Spoilt for choice
So where do you start when the choice seems to be endless? Probably the three key things to think about are colour, height and flowering times.
Do you want muted complementary colours in a range of shades/tints or striking, contrasting colours to give impact on dull spring days? Do you want to plant in flower borders with tall stemmed varieties at the back and shorter ones to the front or perhaps plant up tubs with some of the more dwarf varieties? If you will be cutting for flower arranging you will probably want a stem length of upwards of 45cm and ideally 55-60cm.
Ideally you want to create a show that progresses smoothly through the season with one or more varieties flowering in the same period and look good together. We have listed some of the varieties that we have used in the past in our Flower Library portfolio on Pinterest. As well as some of the tulip varieties we have grown, the March and April flower libraries also show other flowers that are out at the same time and, when planted together with the tulips, create more interesting flower combinations of texture and form than simply using tulips alone.
If you are interested in cutting for the house or doing your own wedding flowers our selection of spring bouquet examples on Pinterest will also show how these might be put together for great effect. If you are a grower and event florist and selecting flowers for next years’ weddings then you need to choose colours that are currently popular with brides. Keep an eye on emerging trends.
Planting for 2018
One of the difficulties of writing a blog post about planting tulips is that we have no pictures yet of how our vision is going to turn out. Next year when they flower we will post again on this!!
In anticipation these are some of the combinations that we are planting out at the moment across the garden:
Burgundy “Jan Reus” and orange “Ballerina” tulips together with “Blood Red” and “Fire King” wallflowers.
Perennial Hardy Bulb: Planted in November tulips will certainly be hardy enough to come through the winter.
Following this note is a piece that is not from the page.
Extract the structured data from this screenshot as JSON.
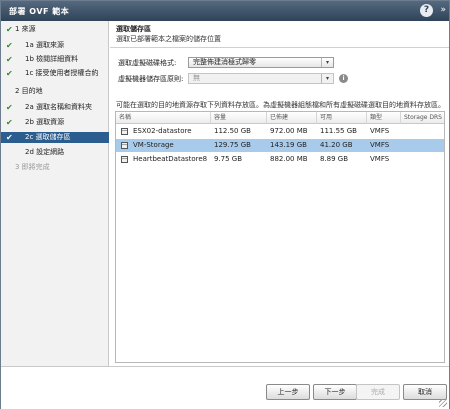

However, we have found that very few of the tulips come back with the same vigour in subsequent years and it is worth digging them up after flowering and planting a new set the next year. Many small scale British growers of tulips have reported that replanting in the same area over a number of years can lead to catastrophic problems with tulip diseases.
Origin: Central Asia
Height: 35-60cm. It has been our observation that in warmer winters our tulips tend to have short stems than if they experience a colder winter.
Flowering period: March to early May
Planting: We plant our tulips around November time. If you plant too early then the bulbs may be more susceptible to disease. Tulips like to be planted quite deeply (at least 4 inches) and in tubs you can plant in deep lasagna layers to get a success of flowers over a longer period of time if you choose your varieties carefully. The squirrels also love to dig them up and we have found that spraying or dusting the bulbs with mammal repellent before covering works extremely well.
Cut flowers: Yes, long lasting. Something to remember here is that tulips continue to grow once arranged. Beware that if you create a wedding bouquet the day before with tulips in it you may find that in the morning all the tulips have extended.
Conditioning: Standard conditioning in cool clear water for at least 2 hours. Keep the stems straight by wrapping bunches in paper as they can bend very rapidly.
Holding back: It is possible if cut early to hold back tulips. After conditioning, wrap in newspaper and place in a refrigerator. Make sure that they do not freeze. We have held tulips back like this for at least a couple of weeks when we have needed them for a later wedding. When you want to revive them (they will look limp and uninviting at this point) place them in fresh water with flower food (in their wrapping) until they are turgid and looking fresh once again.